Since the creation of WordsmithSix as a critique group, we have evolved in many ways. While every member is like family and brings their own valuable insights to the group, sometimes there are changes. Some of our members have moved on in their life’s journey, however their contributions continue to influence our writing forever. Others have filled the empty chairs and have started their journey into the world of writing.
Each member of WordsmithSix is excited about our writing journey. For the next few weeks we will dedicate a Sunday blog to letting our readers know a little more about who we are. Each author will be asked a few questions to help you understand their desire to write and what motivates them. Maybe their answers will influence you in your writing.
This week we are excited to feature one of our original Wordsmithsix members. An established Author and Blogger, her writing includes: Chicken Soup for the Mother of Preschoolers Soul “The Race”, Books – Oil People, Gone never Forgotten and West Texas Christmas Stories. You can find more about Natalie on her website nataliebright.com.
Please welcome Natalie Bright
When did you start writing?
For as long as I can remember, I’ve been scribbling in diaries or writing silly poems, and then I began to write novels in high school.

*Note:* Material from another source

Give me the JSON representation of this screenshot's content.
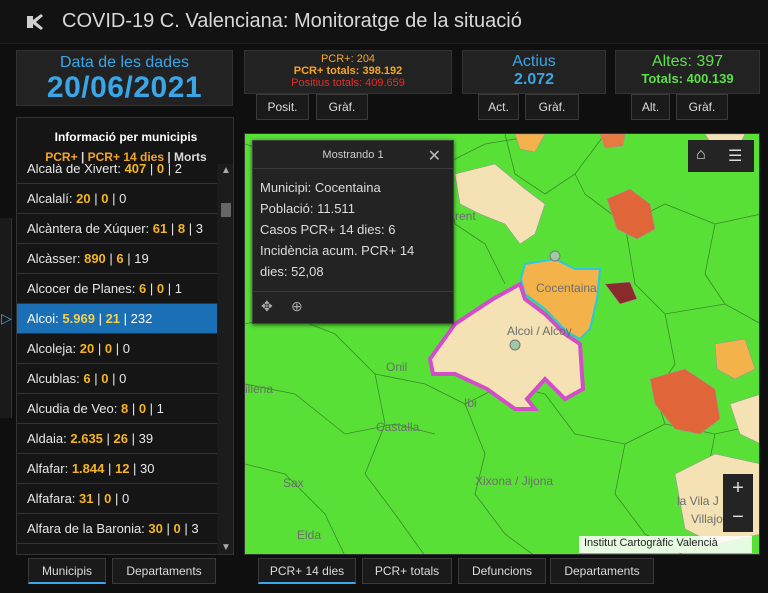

Why did you choose the Genre you write in?
The stories choose me. My vision was to be a romance novelist because I’m been a lifelong fan of the genre, but the stories inside my head tend to be more for young readers. I honestly do not have any control over the characters that wake me at night.

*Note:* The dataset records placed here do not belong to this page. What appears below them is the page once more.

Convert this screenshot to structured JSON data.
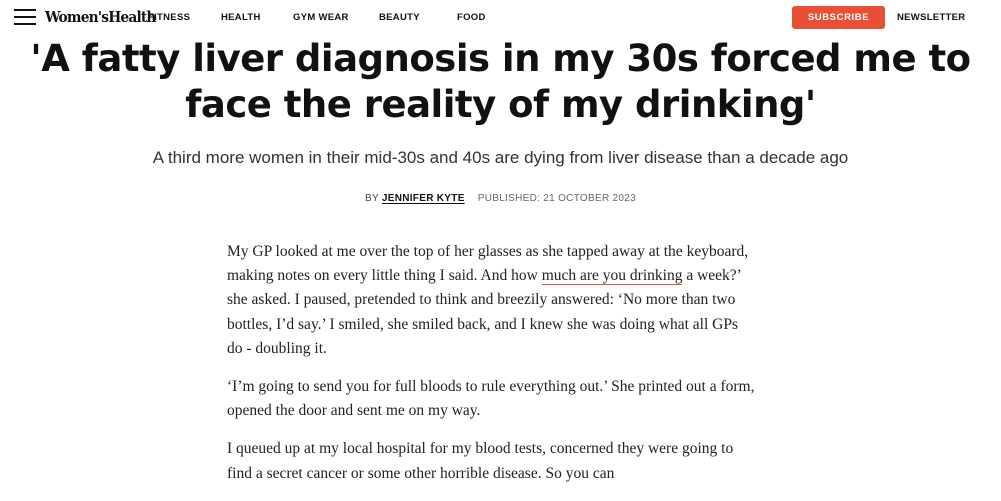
{
  "header": {
    "logo": "Women'sHealth",
    "nav": [
      "FITNESS",
      "HEALTH",
      "GYM WEAR",
      "BEAUTY",
      "FOOD"
    ],
    "subscribe_label": "SUBSCRIBE",
    "newsletter_label": "NEWSLETTER",
    "accent_color": "#e94f34"
  },
  "icons": {
    "menu": "hamburger-menu-icon"
  },
  "article": {
    "headline": "'A fatty liver diagnosis in my 30s forced me to face the reality of my drinking'",
    "subheadline": "A third more women in their mid-30s and 40s are dying from liver disease than a decade ago",
    "byline_prefix": "BY",
    "author": "JENNIFER KYTE",
    "published": "PUBLISHED: 21 OCTOBER 2023",
    "paragraphs": {
      "p1_before_link": "My GP looked at me over the top of her glasses as she tapped away at the keyboard, making notes on every little thing I said. And how ",
      "p1_link": "much are you drinking",
      "p1_after_link": " a week?’ she asked. I paused, pretended to think and breezily answered: ‘No more than two bottles, I’d say.’ I smiled, she smiled back, and I knew she was doing what all GPs do - doubling it.",
      "p2": "‘I’m going to send you for full bloods to rule everything out.’ She printed out a form, opened the door and sent me on my way.",
      "p3": "I queued up at my local hospital for my blood tests, concerned they were going to find a secret cancer or some other horrible disease. So you can"
    }
  }
}
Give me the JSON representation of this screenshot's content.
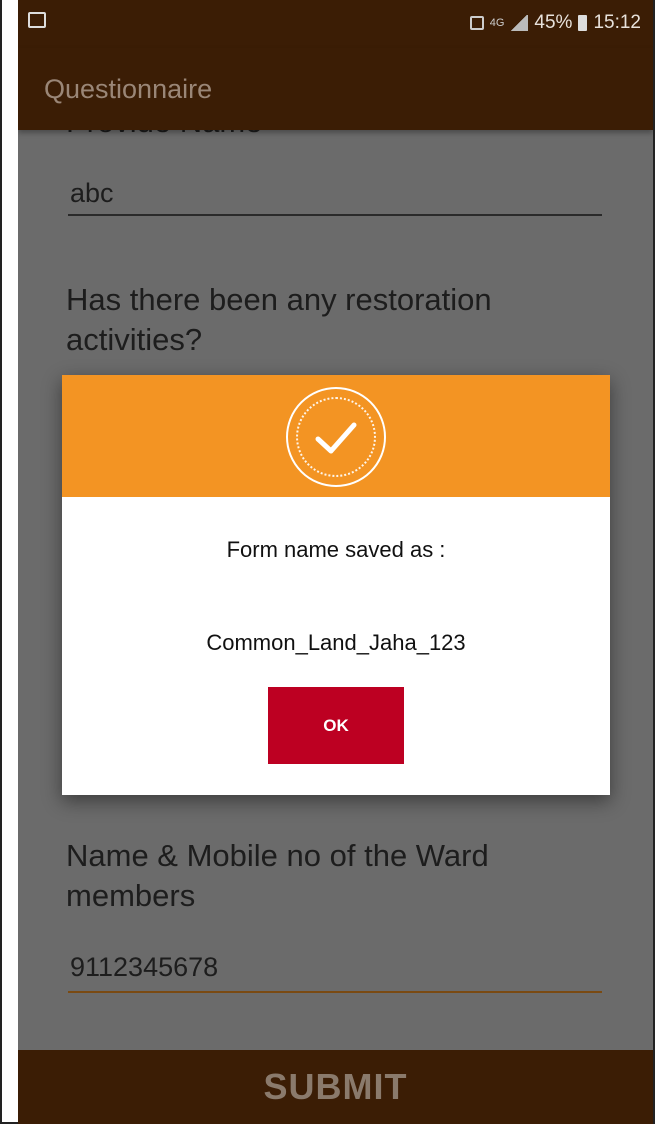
{
  "status_bar": {
    "battery_percent": "45%",
    "time": "15:12",
    "network_label": "4G"
  },
  "app_bar": {
    "title": "Questionnaire"
  },
  "form": {
    "partial_label": "Provide Name",
    "name_answer": "abc",
    "restoration_question": "Has there been any restoration activities?",
    "ward_question": "Name & Mobile no of the Ward members",
    "ward_answer": "9112345678"
  },
  "dialog": {
    "icon": "check-icon",
    "message": "Form name saved as :",
    "form_name": "Common_Land_Jaha_123",
    "ok_label": "OK"
  },
  "footer": {
    "submit_label": "SUBMIT"
  },
  "colors": {
    "app_bar": "#3b1d05",
    "dialog_header": "#f39423",
    "ok_button": "#bd0022",
    "overlay": "#6b6b6b"
  }
}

What’s the best thing you’ve done to help your writing?
Found a great critique group (thank you WordsmithSix!). I read a gazillion kid lit books, and reread my childhood favorites with a critical eye. Why have those classics stood the test of time? Write every day. Stop questioning the why. Joined writing organizations directly related to the genre I write.

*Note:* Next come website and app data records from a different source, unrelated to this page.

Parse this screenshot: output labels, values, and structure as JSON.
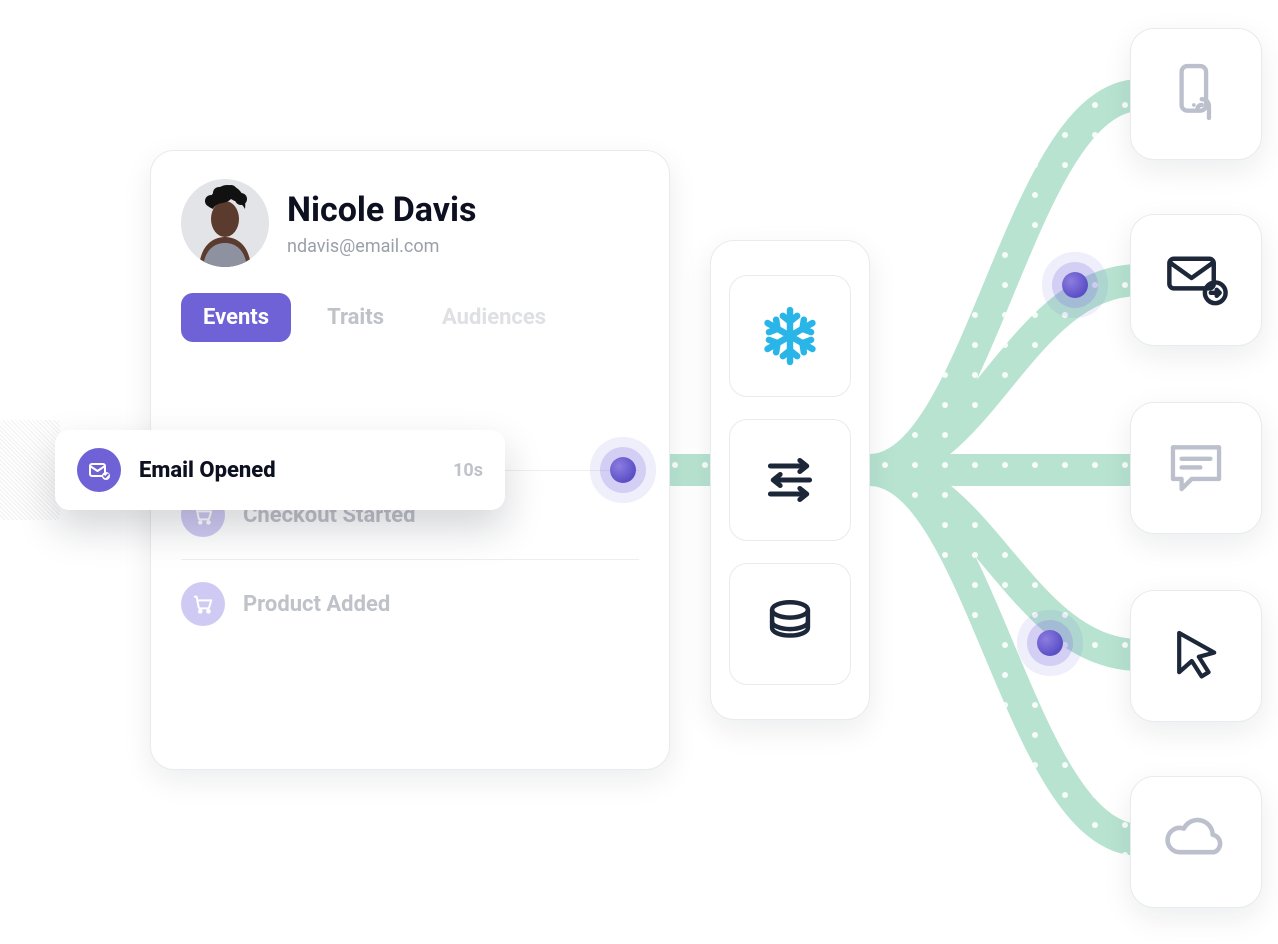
{
  "profile": {
    "name": "Nicole Davis",
    "email": "ndavis@email.com",
    "tabs": [
      {
        "label": "Events",
        "active": true
      },
      {
        "label": "Traits",
        "active": false
      },
      {
        "label": "Audiences",
        "active": false
      }
    ],
    "events": [
      {
        "label": "Checkout Started",
        "icon": "cart"
      },
      {
        "label": "Product Added",
        "icon": "cart"
      }
    ]
  },
  "front_event": {
    "label": "Email Opened",
    "time": "10s",
    "icon": "email-check"
  },
  "mid_stack": [
    {
      "name": "snowflake"
    },
    {
      "name": "reverse-etl"
    },
    {
      "name": "database"
    }
  ],
  "destinations": [
    {
      "name": "mobile-push"
    },
    {
      "name": "email-send"
    },
    {
      "name": "chat"
    },
    {
      "name": "cursor"
    },
    {
      "name": "cloud"
    }
  ],
  "colors": {
    "accent_purple": "#6F62D6",
    "flow_green": "#B7E3D0",
    "ink": "#1D273A",
    "icon_light": "#BBC0CC",
    "snowflake_blue": "#29B5E8"
  }
}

What’s your writing routine like?
There is no routine. I have two teenagers, a day job, community volunteer work; I write whenever, wherever I can.
How do you reach that personal place that allows the writing to flow?
Butt in chair, focus and do your job. Writers must practice intense self-discipline. No one is hovering over your shoulder telling you to work. I think this is what separates the successful writers from the ones that always struggle to reach THE END. It’s an endless internal battle.
Are you an outliner?
Sometimes. Every book is different.
What has been your biggest writing challenge?
Finishing one novel before the next spark takes over.
What advice would you give to new writers?
Just like any professional in any career, learn as much as you can about story craft and the publishing business.
What’s the most positive thing you could tell writers today?
I believe it’s an amazing time to be a writer. If you have respect for the craft and can find joy in the writing, then your work will be authentic. When writers view their craft like a business and they see themselves as a professional, both traditional and indie published authors can achieve great success. We have just begun to tap the potential of eBooks and the ability to reach worldwide markets. There are readers out there waiting for your stories.